Top of Source material

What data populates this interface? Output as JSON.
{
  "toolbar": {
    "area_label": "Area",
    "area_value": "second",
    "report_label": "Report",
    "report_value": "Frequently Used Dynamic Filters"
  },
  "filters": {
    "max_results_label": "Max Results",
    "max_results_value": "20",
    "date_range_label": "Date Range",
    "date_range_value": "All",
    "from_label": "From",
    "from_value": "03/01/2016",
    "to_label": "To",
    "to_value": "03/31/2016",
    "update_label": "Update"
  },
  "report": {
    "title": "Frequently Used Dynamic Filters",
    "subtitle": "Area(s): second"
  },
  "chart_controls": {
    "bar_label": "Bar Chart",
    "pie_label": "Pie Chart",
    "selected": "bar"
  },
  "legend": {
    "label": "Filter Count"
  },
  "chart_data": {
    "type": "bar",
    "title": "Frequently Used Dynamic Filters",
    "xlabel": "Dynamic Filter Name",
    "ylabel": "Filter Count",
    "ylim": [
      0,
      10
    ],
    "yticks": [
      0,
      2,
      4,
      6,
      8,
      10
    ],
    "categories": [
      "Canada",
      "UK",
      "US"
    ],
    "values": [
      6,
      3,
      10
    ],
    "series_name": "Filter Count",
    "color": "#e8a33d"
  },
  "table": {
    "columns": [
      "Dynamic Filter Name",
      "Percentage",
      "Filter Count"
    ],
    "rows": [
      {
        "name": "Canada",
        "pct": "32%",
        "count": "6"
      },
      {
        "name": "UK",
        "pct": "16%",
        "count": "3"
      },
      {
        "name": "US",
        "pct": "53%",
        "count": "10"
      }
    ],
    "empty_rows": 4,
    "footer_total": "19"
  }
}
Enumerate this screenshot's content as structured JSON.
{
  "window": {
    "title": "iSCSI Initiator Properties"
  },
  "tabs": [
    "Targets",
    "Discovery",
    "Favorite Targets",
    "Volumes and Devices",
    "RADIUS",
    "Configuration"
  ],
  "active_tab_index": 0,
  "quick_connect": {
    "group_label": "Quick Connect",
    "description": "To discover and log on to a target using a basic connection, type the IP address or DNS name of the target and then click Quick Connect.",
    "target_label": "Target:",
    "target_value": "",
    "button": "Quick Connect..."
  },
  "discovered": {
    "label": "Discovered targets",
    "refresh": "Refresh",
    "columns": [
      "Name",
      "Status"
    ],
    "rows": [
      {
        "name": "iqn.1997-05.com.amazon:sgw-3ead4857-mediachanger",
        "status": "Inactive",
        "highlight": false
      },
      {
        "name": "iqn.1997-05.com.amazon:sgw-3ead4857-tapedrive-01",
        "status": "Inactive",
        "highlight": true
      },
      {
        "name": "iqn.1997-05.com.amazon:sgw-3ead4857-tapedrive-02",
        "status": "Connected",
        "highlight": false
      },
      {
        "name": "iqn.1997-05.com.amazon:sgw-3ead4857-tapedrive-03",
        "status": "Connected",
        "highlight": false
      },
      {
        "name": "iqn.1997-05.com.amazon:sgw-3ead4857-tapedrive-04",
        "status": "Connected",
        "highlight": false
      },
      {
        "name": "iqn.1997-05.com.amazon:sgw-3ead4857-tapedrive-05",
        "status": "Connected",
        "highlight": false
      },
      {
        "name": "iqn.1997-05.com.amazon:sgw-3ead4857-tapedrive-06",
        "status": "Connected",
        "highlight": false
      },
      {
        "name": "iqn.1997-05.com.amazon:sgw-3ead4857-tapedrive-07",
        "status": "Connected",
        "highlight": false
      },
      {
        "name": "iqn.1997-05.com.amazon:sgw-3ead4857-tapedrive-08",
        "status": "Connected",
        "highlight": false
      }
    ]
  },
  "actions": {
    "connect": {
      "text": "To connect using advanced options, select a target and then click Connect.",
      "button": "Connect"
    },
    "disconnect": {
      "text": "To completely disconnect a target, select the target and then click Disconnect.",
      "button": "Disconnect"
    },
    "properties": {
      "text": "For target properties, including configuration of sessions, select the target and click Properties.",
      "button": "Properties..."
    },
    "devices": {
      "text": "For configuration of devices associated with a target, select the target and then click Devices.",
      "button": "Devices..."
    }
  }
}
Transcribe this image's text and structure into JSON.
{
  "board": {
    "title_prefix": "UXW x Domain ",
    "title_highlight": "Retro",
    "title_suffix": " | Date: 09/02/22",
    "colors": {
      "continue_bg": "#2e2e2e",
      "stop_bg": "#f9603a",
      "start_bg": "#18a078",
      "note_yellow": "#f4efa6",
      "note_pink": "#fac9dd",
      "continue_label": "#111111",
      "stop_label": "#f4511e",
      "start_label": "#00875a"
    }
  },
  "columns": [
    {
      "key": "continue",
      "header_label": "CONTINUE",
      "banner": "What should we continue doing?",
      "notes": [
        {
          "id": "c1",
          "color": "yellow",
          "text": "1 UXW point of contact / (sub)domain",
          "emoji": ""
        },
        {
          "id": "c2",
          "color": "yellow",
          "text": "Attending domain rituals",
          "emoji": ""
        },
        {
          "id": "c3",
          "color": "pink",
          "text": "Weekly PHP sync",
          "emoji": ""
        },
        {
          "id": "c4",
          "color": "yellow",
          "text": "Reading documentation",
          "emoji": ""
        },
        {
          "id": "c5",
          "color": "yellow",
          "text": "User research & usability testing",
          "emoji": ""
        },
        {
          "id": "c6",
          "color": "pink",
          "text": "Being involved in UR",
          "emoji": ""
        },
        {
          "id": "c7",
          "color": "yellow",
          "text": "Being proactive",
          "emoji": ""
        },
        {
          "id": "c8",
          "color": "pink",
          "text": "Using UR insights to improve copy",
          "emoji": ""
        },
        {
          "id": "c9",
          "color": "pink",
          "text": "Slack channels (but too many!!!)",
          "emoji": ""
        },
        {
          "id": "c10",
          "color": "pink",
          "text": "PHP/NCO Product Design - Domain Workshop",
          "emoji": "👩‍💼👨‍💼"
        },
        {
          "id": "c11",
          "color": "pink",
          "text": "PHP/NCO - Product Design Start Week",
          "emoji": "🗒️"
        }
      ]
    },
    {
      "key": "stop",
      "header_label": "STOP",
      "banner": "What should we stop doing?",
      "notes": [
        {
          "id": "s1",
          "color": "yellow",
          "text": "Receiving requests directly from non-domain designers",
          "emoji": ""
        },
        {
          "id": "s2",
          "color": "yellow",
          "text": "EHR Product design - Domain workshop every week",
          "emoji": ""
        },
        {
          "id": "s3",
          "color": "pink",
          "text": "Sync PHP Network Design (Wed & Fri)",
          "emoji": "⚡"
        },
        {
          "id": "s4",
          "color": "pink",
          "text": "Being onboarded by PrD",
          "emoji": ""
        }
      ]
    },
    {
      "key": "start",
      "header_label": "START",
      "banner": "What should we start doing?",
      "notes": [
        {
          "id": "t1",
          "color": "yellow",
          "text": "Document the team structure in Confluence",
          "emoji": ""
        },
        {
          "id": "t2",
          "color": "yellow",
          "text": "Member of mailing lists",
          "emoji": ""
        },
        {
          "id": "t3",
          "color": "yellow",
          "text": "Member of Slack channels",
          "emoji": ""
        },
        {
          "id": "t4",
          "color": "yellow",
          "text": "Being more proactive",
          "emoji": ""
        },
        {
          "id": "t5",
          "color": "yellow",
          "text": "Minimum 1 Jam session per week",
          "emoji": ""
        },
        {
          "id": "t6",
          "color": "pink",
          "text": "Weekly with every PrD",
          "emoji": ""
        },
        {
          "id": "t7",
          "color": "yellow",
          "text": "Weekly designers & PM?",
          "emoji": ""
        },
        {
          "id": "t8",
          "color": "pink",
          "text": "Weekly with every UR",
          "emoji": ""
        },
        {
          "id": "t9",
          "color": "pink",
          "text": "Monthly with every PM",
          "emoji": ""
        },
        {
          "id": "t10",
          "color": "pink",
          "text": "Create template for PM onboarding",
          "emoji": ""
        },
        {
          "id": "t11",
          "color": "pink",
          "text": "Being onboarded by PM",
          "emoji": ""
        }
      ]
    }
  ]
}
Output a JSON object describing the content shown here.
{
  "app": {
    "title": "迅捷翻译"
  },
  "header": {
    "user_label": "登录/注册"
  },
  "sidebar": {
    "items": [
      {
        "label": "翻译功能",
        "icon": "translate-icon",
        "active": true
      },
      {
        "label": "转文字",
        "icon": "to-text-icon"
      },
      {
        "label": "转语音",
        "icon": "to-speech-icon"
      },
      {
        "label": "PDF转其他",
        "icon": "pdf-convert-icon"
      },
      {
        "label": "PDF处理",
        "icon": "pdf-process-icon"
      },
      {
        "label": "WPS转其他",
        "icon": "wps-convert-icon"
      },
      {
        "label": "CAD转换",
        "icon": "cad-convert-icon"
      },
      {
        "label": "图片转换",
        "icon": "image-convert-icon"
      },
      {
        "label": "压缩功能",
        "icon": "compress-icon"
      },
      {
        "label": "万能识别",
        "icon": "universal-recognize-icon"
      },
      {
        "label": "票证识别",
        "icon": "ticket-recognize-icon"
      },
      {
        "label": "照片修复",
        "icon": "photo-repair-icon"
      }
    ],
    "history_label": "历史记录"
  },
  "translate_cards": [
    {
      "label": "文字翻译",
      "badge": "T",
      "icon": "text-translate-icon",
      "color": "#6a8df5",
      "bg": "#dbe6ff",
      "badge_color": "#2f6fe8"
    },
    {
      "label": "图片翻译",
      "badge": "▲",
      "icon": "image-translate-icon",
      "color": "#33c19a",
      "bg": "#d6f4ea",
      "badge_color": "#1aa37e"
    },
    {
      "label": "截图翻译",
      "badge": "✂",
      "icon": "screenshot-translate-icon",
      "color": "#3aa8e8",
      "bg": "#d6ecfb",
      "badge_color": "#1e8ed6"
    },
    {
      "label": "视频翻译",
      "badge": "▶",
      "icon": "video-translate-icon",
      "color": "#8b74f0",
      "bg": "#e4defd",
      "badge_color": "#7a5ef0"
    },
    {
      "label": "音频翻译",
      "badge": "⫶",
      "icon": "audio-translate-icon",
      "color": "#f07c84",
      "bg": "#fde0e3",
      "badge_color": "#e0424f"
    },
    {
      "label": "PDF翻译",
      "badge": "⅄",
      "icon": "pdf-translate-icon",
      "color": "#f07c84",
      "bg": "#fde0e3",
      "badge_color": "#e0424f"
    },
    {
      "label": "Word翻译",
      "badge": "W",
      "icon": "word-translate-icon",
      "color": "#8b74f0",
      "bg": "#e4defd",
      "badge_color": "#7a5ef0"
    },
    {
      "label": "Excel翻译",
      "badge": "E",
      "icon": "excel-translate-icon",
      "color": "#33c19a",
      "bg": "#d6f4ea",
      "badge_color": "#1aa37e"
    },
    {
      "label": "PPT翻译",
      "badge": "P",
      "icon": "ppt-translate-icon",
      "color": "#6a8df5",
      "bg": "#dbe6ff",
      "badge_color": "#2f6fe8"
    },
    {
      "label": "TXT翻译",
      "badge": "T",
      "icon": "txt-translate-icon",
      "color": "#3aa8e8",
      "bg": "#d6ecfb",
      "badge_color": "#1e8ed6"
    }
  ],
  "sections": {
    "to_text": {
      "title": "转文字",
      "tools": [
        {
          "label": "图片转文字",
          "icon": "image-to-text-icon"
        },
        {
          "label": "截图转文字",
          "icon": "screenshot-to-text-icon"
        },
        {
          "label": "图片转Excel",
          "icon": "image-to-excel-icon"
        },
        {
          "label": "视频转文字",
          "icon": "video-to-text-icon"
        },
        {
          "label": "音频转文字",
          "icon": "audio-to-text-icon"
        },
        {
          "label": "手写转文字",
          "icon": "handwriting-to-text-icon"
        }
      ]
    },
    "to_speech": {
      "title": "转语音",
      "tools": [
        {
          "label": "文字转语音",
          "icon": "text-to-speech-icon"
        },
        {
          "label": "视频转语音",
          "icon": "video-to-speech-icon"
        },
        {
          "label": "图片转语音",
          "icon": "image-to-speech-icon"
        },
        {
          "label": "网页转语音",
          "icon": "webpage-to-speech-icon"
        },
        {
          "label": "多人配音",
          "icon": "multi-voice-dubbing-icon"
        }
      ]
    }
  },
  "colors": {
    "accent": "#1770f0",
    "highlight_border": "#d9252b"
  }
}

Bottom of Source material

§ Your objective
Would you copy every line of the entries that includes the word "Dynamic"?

§ Answer for this exercise
    "report_value": "Frequently Used Dynamic Filters"
    "title": "Frequently Used Dynamic Filters",
    "title": "Frequently Used Dynamic Filters",
    "xlabel": "Dynamic Filter Name",
      "Dynamic Filter Name",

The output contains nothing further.